As the COVID-19 pandemic progresses, the hunt for antibodies (the protective proteins produced by the human body in response to an infection) has reached a fever pitch. Researchers continue to struggle to reliably detect SARS-CoV-2 antibodies in patients who have recovered from COVID-19; they remain uncertain how long those antibodies last; and, most importantly, they are working around the clock to artificially produce those antibodies in patients who have not yet been infected by COVID-19. Now, a researcher from the Catholic University of America is looking at reengineering existing antibodies to fight the novel coronavirus.
“Antibodies are important because they prevent infection and heal patients affected by diseases,” said Victor Padilla-Sanchez, a researcher at The Catholic University of America, in an interview with Faith Singer-Villalobos at the Texas Advanced Computing Center (TACC). “If we have antibodies, we are immune to disease, as long as they are in your system, you’re protected. If you don’t have antibodies, then infection proceeds and the pandemic continues.”
Padilla-Sanchez is looking to the past – specifically, SARS-CoV – to inform the future.

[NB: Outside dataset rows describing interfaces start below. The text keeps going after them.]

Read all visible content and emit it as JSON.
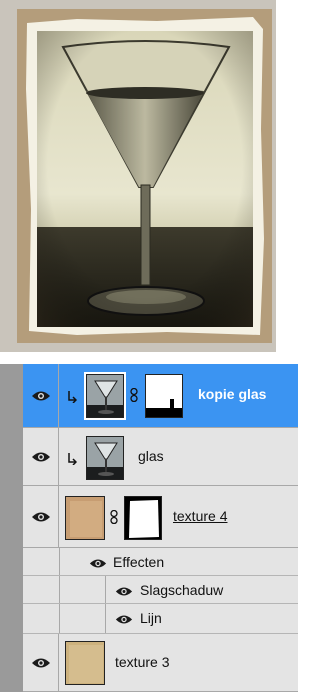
{
  "layers_panel": {
    "layers": [
      {
        "name": "kopie glas",
        "selected": true,
        "visible_icon": "eye-icon",
        "clipped": true,
        "has_mask": true
      },
      {
        "name": "glas",
        "selected": false,
        "visible_icon": "eye-icon",
        "clipped": true,
        "has_mask": false
      },
      {
        "name": "texture 4",
        "selected": false,
        "visible_icon": "eye-icon",
        "clipped": false,
        "has_mask": true,
        "underlined": true
      },
      {
        "name": "texture 3",
        "selected": false,
        "visible_icon": "eye-icon",
        "clipped": false,
        "has_mask": false
      }
    ],
    "effects_label": "Effecten",
    "effects": [
      "Slagschaduw",
      "Lijn"
    ]
  },
  "colors": {
    "selected_row": "#3b94f2",
    "panel_bg": "#e4e4e4",
    "left_strip": "#9a9a9a"
  }
}
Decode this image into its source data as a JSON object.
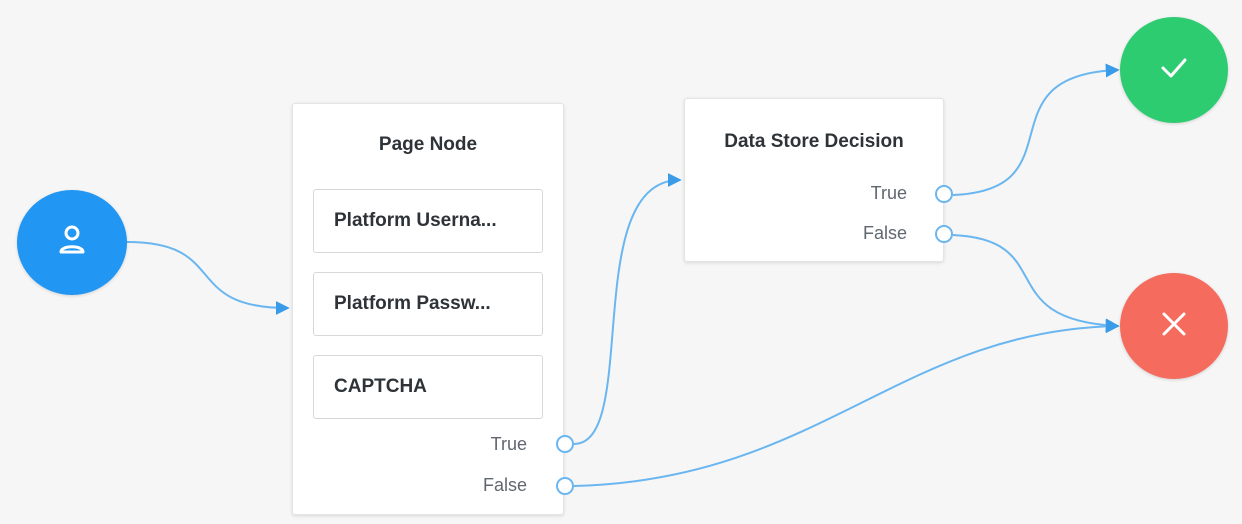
{
  "colors": {
    "wire": "#6ab6f0",
    "start": "#2196f3",
    "success": "#2ecc71",
    "failure": "#f56b5d"
  },
  "start_node": {
    "icon": "user-icon"
  },
  "page_node": {
    "title": "Page Node",
    "children": [
      "Platform Userna...",
      "Platform Passw...",
      "CAPTCHA"
    ],
    "outcomes": [
      "True",
      "False"
    ]
  },
  "decision_node": {
    "title": "Data Store Decision",
    "outcomes": [
      "True",
      "False"
    ]
  },
  "success_node": {
    "icon": "checkmark-icon"
  },
  "failure_node": {
    "icon": "close-icon"
  }
}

Both SARS-CoV and its current successor share the notorious spike protein that enables the viruses to infect human cells – so Padilla-Sanchez decided to examine whether the specific antibodies that could fight off SARS-CoV (named 80R and m396) could be modified to do the same for the current pandemic.
Padilla-Sanchez conducted detailed simulations of 80R and m396 using the Rosetta molecular docking software suite on two supercomputers: Bridges at the Pittsburgh Supercomputer Center (PSC) and Stampede2 (10.7 Linpack petaflops) at TACC. Finally, he generated high-resolution visualizations of the results on TACC’s Frontera supercomputer (23.5 Linpack petaflops), which currently ranks as the 8th most powerful publicly ranked supercomputer on the Top500 list.
“XSEDE resources were essential to this research,” Padilla-Sanchez said. “Frontera has great performance when importing a lot of big data. We’re usually able to look at just protein interactions, but with Frontera and Bridges, we were able to study full infection processes in the computer.”
The simulations showed that certain key sequences prevent 80R and m396 from binding to the virus – but that amino acid substitutions might be able to improve binding interactions.
“We’re at the initial steps of this now, and this is where I’m hoping my work might help,” Padilla-Sanchez said. “Understanding why 80R and m396 did not bind to the SARS-CoV-2 spike protein could pave the way to engineering new antibodies that are effective. Mutated versions of the 80r and m396 antibodies can be produced and administered as a therapeutic to fight the disease and prevent infection.”
“Now,” he said, “I need to prove it in the lab.”
To read the article from TACC’s Faith Singer-Villalobos discussing this research, click here.